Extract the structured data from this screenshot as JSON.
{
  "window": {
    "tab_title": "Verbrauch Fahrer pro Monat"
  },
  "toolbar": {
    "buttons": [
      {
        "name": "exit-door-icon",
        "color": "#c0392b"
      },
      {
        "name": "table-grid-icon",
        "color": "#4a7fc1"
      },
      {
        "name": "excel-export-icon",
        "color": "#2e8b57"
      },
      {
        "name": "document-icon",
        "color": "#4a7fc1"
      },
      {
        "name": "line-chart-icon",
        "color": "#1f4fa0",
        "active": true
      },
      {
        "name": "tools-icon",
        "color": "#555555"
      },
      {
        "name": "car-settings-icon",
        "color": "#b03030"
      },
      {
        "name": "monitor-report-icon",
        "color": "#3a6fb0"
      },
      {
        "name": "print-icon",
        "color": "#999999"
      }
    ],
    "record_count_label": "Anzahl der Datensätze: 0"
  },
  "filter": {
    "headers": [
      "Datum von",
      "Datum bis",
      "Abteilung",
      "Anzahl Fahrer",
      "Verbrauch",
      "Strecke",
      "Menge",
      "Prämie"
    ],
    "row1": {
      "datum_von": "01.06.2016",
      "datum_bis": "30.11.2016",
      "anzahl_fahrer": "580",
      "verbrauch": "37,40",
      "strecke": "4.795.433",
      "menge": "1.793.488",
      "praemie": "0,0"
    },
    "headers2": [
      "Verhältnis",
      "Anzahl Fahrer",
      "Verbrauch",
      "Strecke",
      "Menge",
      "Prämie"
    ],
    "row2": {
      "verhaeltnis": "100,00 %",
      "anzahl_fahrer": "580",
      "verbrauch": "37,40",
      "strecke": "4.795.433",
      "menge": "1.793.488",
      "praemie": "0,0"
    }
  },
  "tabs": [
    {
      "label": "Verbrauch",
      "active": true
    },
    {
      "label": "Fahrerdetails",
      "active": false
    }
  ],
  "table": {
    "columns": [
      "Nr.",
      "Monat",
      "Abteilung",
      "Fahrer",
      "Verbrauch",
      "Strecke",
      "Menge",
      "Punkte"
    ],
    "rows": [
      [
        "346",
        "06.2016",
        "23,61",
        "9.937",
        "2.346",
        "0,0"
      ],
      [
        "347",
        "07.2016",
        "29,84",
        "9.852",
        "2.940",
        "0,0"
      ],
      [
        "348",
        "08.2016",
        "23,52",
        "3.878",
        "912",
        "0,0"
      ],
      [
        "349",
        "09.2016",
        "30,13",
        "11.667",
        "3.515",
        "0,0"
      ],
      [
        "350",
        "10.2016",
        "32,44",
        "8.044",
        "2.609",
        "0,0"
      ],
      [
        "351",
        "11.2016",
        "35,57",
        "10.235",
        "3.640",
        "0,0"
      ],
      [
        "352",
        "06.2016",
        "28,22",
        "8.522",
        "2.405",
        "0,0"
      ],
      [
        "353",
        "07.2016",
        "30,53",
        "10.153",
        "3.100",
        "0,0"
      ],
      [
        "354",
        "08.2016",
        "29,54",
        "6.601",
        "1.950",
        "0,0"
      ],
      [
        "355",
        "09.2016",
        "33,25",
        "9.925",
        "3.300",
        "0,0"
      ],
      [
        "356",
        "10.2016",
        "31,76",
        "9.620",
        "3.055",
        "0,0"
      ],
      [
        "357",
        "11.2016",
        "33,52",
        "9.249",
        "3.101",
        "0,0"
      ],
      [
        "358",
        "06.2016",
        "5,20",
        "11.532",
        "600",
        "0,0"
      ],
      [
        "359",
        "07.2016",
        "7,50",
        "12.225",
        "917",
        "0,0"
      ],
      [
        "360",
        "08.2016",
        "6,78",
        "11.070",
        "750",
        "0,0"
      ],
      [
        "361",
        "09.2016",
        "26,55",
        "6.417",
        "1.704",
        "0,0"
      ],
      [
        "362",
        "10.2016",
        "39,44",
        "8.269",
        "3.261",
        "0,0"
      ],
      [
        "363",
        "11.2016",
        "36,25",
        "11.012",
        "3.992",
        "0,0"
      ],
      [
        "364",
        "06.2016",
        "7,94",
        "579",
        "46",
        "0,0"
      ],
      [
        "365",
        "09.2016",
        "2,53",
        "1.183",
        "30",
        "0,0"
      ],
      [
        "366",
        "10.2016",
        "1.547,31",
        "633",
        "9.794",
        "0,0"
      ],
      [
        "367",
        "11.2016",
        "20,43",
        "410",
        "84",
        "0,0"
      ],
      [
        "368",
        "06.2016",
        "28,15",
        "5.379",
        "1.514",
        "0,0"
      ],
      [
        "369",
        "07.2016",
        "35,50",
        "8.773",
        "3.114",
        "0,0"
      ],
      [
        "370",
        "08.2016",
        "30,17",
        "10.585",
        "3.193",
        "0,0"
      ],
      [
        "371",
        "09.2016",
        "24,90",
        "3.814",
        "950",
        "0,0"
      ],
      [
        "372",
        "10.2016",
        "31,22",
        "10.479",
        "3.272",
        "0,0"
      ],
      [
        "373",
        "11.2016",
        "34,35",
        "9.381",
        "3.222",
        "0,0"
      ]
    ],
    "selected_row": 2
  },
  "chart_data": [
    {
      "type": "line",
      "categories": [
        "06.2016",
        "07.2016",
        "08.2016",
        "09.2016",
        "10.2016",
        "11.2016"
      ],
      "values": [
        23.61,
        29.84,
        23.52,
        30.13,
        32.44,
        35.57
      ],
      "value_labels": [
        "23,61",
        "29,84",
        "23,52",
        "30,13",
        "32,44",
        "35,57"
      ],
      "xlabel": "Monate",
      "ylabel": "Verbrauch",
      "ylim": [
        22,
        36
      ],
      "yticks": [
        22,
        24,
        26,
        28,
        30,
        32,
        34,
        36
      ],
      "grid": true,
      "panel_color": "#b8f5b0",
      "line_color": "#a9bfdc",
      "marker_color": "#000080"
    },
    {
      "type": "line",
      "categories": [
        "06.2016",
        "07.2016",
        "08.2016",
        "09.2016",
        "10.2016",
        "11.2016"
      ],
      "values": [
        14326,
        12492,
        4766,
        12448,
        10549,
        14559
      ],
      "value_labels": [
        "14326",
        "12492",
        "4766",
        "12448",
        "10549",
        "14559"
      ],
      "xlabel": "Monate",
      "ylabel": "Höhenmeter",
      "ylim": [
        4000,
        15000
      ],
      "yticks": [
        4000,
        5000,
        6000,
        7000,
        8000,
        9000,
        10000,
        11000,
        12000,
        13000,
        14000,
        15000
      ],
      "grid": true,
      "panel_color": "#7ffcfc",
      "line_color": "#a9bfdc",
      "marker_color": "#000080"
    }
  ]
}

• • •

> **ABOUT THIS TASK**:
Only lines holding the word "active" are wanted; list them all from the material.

> **ANSWER FOR THIS EXERCISE**:
        "active": true
      "active": true
      "active": false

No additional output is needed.